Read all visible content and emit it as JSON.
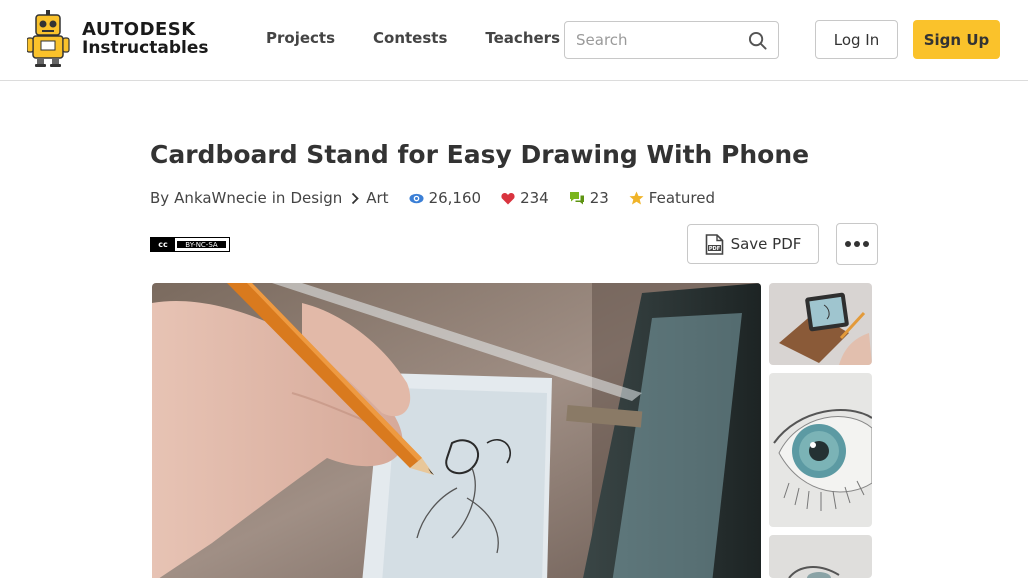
{
  "brand": {
    "line1": "AUTODESK",
    "line2": "Instructables",
    "accent": "#fac22b"
  },
  "nav": {
    "items": [
      {
        "label": "Projects"
      },
      {
        "label": "Contests"
      },
      {
        "label": "Teachers"
      }
    ]
  },
  "search": {
    "placeholder": "Search",
    "value": ""
  },
  "auth": {
    "login_label": "Log In",
    "signup_label": "Sign Up"
  },
  "article": {
    "title": "Cardboard Stand for Easy Drawing With Phone",
    "by_label": "By",
    "author": "AnkaWnecie",
    "in_label": "in",
    "category": "Design",
    "subcategory": "Art",
    "views": "26,160",
    "favorites": "234",
    "comments": "23",
    "featured_label": "Featured",
    "license": {
      "badge": "cc",
      "terms": "BY-NC-SA"
    }
  },
  "actions": {
    "save_pdf_label": "Save PDF"
  },
  "icons": {
    "search": "search-icon",
    "views": "eye-icon",
    "favorites": "heart-icon",
    "comments": "comments-icon",
    "featured": "star-icon",
    "pdf": "pdf-icon",
    "more": "more-options-icon"
  },
  "colors": {
    "views": "#3b7fd6",
    "favorites": "#d9343f",
    "comments": "#7ab51d",
    "featured": "#f0b429"
  }
}
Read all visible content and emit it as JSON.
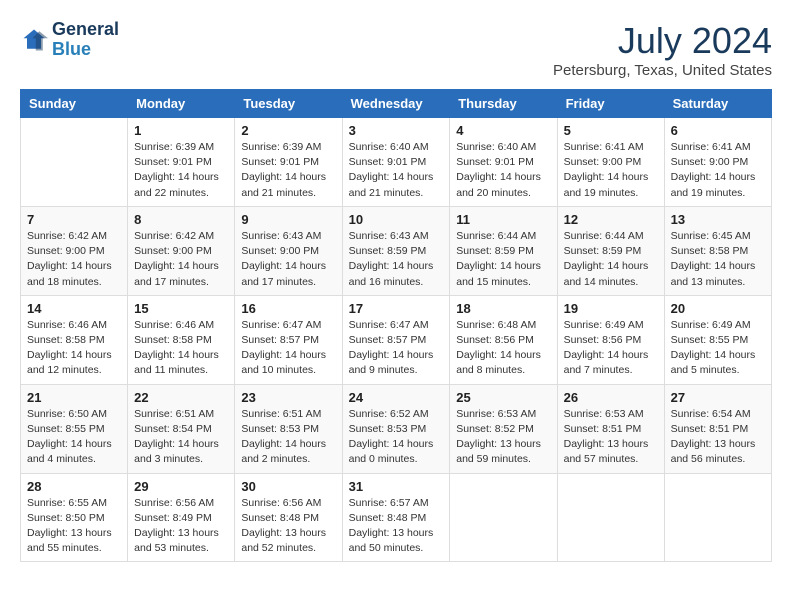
{
  "logo": {
    "line1": "General",
    "line2": "Blue"
  },
  "title": {
    "month_year": "July 2024",
    "location": "Petersburg, Texas, United States"
  },
  "days_of_week": [
    "Sunday",
    "Monday",
    "Tuesday",
    "Wednesday",
    "Thursday",
    "Friday",
    "Saturday"
  ],
  "weeks": [
    [
      {
        "num": "",
        "info": ""
      },
      {
        "num": "1",
        "info": "Sunrise: 6:39 AM\nSunset: 9:01 PM\nDaylight: 14 hours\nand 22 minutes."
      },
      {
        "num": "2",
        "info": "Sunrise: 6:39 AM\nSunset: 9:01 PM\nDaylight: 14 hours\nand 21 minutes."
      },
      {
        "num": "3",
        "info": "Sunrise: 6:40 AM\nSunset: 9:01 PM\nDaylight: 14 hours\nand 21 minutes."
      },
      {
        "num": "4",
        "info": "Sunrise: 6:40 AM\nSunset: 9:01 PM\nDaylight: 14 hours\nand 20 minutes."
      },
      {
        "num": "5",
        "info": "Sunrise: 6:41 AM\nSunset: 9:00 PM\nDaylight: 14 hours\nand 19 minutes."
      },
      {
        "num": "6",
        "info": "Sunrise: 6:41 AM\nSunset: 9:00 PM\nDaylight: 14 hours\nand 19 minutes."
      }
    ],
    [
      {
        "num": "7",
        "info": "Sunrise: 6:42 AM\nSunset: 9:00 PM\nDaylight: 14 hours\nand 18 minutes."
      },
      {
        "num": "8",
        "info": "Sunrise: 6:42 AM\nSunset: 9:00 PM\nDaylight: 14 hours\nand 17 minutes."
      },
      {
        "num": "9",
        "info": "Sunrise: 6:43 AM\nSunset: 9:00 PM\nDaylight: 14 hours\nand 17 minutes."
      },
      {
        "num": "10",
        "info": "Sunrise: 6:43 AM\nSunset: 8:59 PM\nDaylight: 14 hours\nand 16 minutes."
      },
      {
        "num": "11",
        "info": "Sunrise: 6:44 AM\nSunset: 8:59 PM\nDaylight: 14 hours\nand 15 minutes."
      },
      {
        "num": "12",
        "info": "Sunrise: 6:44 AM\nSunset: 8:59 PM\nDaylight: 14 hours\nand 14 minutes."
      },
      {
        "num": "13",
        "info": "Sunrise: 6:45 AM\nSunset: 8:58 PM\nDaylight: 14 hours\nand 13 minutes."
      }
    ],
    [
      {
        "num": "14",
        "info": "Sunrise: 6:46 AM\nSunset: 8:58 PM\nDaylight: 14 hours\nand 12 minutes."
      },
      {
        "num": "15",
        "info": "Sunrise: 6:46 AM\nSunset: 8:58 PM\nDaylight: 14 hours\nand 11 minutes."
      },
      {
        "num": "16",
        "info": "Sunrise: 6:47 AM\nSunset: 8:57 PM\nDaylight: 14 hours\nand 10 minutes."
      },
      {
        "num": "17",
        "info": "Sunrise: 6:47 AM\nSunset: 8:57 PM\nDaylight: 14 hours\nand 9 minutes."
      },
      {
        "num": "18",
        "info": "Sunrise: 6:48 AM\nSunset: 8:56 PM\nDaylight: 14 hours\nand 8 minutes."
      },
      {
        "num": "19",
        "info": "Sunrise: 6:49 AM\nSunset: 8:56 PM\nDaylight: 14 hours\nand 7 minutes."
      },
      {
        "num": "20",
        "info": "Sunrise: 6:49 AM\nSunset: 8:55 PM\nDaylight: 14 hours\nand 5 minutes."
      }
    ],
    [
      {
        "num": "21",
        "info": "Sunrise: 6:50 AM\nSunset: 8:55 PM\nDaylight: 14 hours\nand 4 minutes."
      },
      {
        "num": "22",
        "info": "Sunrise: 6:51 AM\nSunset: 8:54 PM\nDaylight: 14 hours\nand 3 minutes."
      },
      {
        "num": "23",
        "info": "Sunrise: 6:51 AM\nSunset: 8:53 PM\nDaylight: 14 hours\nand 2 minutes."
      },
      {
        "num": "24",
        "info": "Sunrise: 6:52 AM\nSunset: 8:53 PM\nDaylight: 14 hours\nand 0 minutes."
      },
      {
        "num": "25",
        "info": "Sunrise: 6:53 AM\nSunset: 8:52 PM\nDaylight: 13 hours\nand 59 minutes."
      },
      {
        "num": "26",
        "info": "Sunrise: 6:53 AM\nSunset: 8:51 PM\nDaylight: 13 hours\nand 57 minutes."
      },
      {
        "num": "27",
        "info": "Sunrise: 6:54 AM\nSunset: 8:51 PM\nDaylight: 13 hours\nand 56 minutes."
      }
    ],
    [
      {
        "num": "28",
        "info": "Sunrise: 6:55 AM\nSunset: 8:50 PM\nDaylight: 13 hours\nand 55 minutes."
      },
      {
        "num": "29",
        "info": "Sunrise: 6:56 AM\nSunset: 8:49 PM\nDaylight: 13 hours\nand 53 minutes."
      },
      {
        "num": "30",
        "info": "Sunrise: 6:56 AM\nSunset: 8:48 PM\nDaylight: 13 hours\nand 52 minutes."
      },
      {
        "num": "31",
        "info": "Sunrise: 6:57 AM\nSunset: 8:48 PM\nDaylight: 13 hours\nand 50 minutes."
      },
      {
        "num": "",
        "info": ""
      },
      {
        "num": "",
        "info": ""
      },
      {
        "num": "",
        "info": ""
      }
    ]
  ]
}
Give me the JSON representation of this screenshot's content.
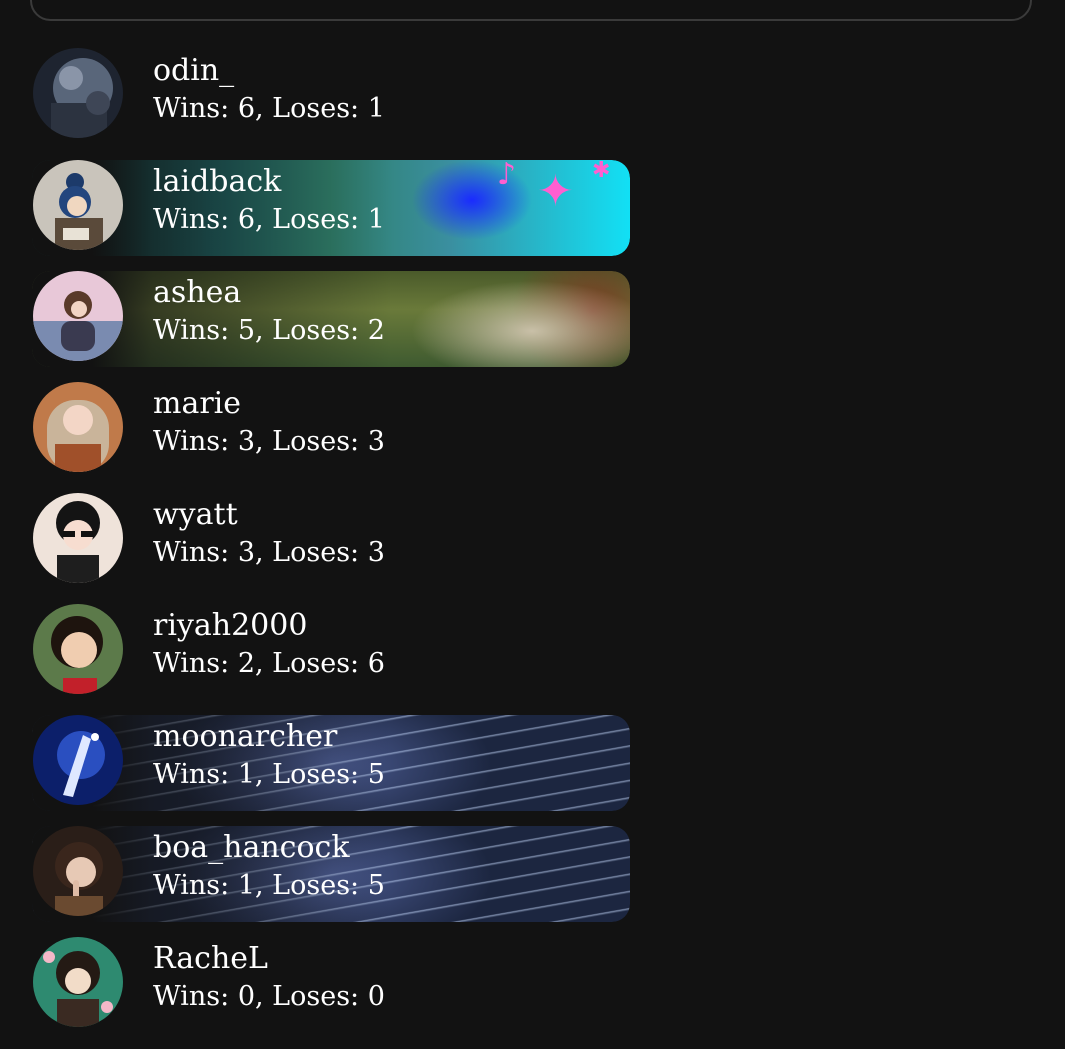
{
  "players": [
    {
      "name": "odin_",
      "stats": "Wins: 6, Loses: 1",
      "banner": "none",
      "avatar": "odin-avatar"
    },
    {
      "name": "laidback",
      "stats": "Wins: 6, Loses: 1",
      "banner": "sky",
      "avatar": "laidback-avatar"
    },
    {
      "name": "ashea",
      "stats": "Wins: 5, Loses: 2",
      "banner": "meadow",
      "avatar": "ashea-avatar"
    },
    {
      "name": "marie",
      "stats": "Wins: 3, Loses: 3",
      "banner": "none",
      "avatar": "marie-avatar"
    },
    {
      "name": "wyatt",
      "stats": "Wins: 3, Loses: 3",
      "banner": "none",
      "avatar": "wyatt-avatar"
    },
    {
      "name": "riyah2000",
      "stats": "Wins: 2, Loses: 6",
      "banner": "none",
      "avatar": "riyah2000-avatar"
    },
    {
      "name": "moonarcher",
      "stats": "Wins: 1, Loses: 5",
      "banner": "space",
      "avatar": "moonarcher-avatar"
    },
    {
      "name": "boa_hancock",
      "stats": "Wins: 1, Loses: 5",
      "banner": "space",
      "avatar": "boa-hancock-avatar"
    },
    {
      "name": "RacheL",
      "stats": "Wins: 0, Loses: 0",
      "banner": "none",
      "avatar": "rachel-avatar"
    }
  ],
  "colors": {
    "background": "#121212",
    "text": "#ffffff",
    "top_box_border": "#3a3a3a"
  }
}
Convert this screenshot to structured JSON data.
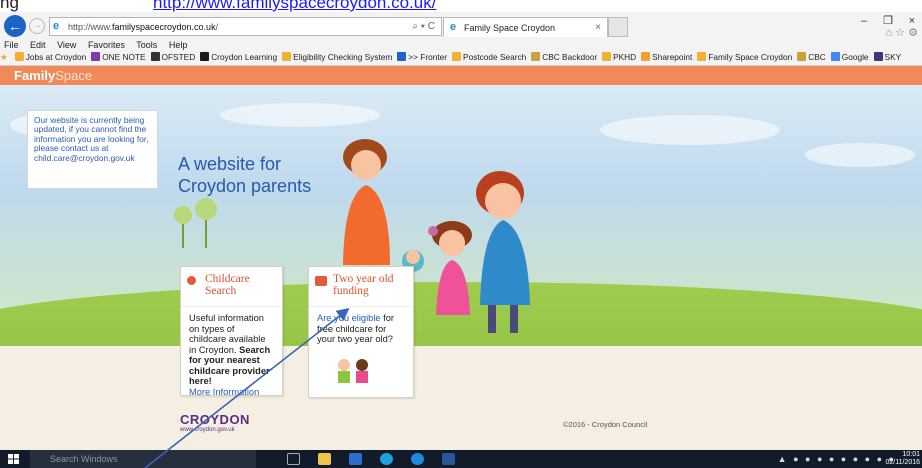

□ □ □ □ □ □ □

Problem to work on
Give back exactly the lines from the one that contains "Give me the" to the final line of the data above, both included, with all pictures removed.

Response to the task
Give me the JSON representation of this screenshot's content.
{
  "players": [
    {
      "name": "odin_",
      "stats": "Wins: 6, Loses: 1",
      "banner": "none",
      "avatar": "odin-avatar"
    },
    {
      "name": "laidback",
      "stats": "Wins: 6, Loses: 1",
      "banner": "sky",
      "avatar": "laidback-avatar"
    },
    {
      "name": "ashea",
      "stats": "Wins: 5, Loses: 2",
      "banner": "meadow",
      "avatar": "ashea-avatar"
    },
    {
      "name": "marie",
      "stats": "Wins: 3, Loses: 3",
      "banner": "none",
      "avatar": "marie-avatar"
    },
    {
      "name": "wyatt",
      "stats": "Wins: 3, Loses: 3",
      "banner": "none",
      "avatar": "wyatt-avatar"
    },
    {
      "name": "riyah2000",
      "stats": "Wins: 2, Loses: 6",
      "banner": "none",
      "avatar": "riyah2000-avatar"
    },
    {
      "name": "moonarcher",
      "stats": "Wins: 1, Loses: 5",
      "banner": "space",
      "avatar": "moonarcher-avatar"
    },
    {
      "name": "boa_hancock",
      "stats": "Wins: 1, Loses: 5",
      "banner": "space",
      "avatar": "boa-hancock-avatar"
    },
    {
      "name": "RacheL",
      "stats": "Wins: 0, Loses: 0",
      "banner": "none",
      "avatar": "rachel-avatar"
    }
  ],
  "colors": {
    "background": "#121212",
    "text": "#ffffff",
    "top_box_border": "#3a3a3a"
  }
}
Convert this screenshot to structured JSON data.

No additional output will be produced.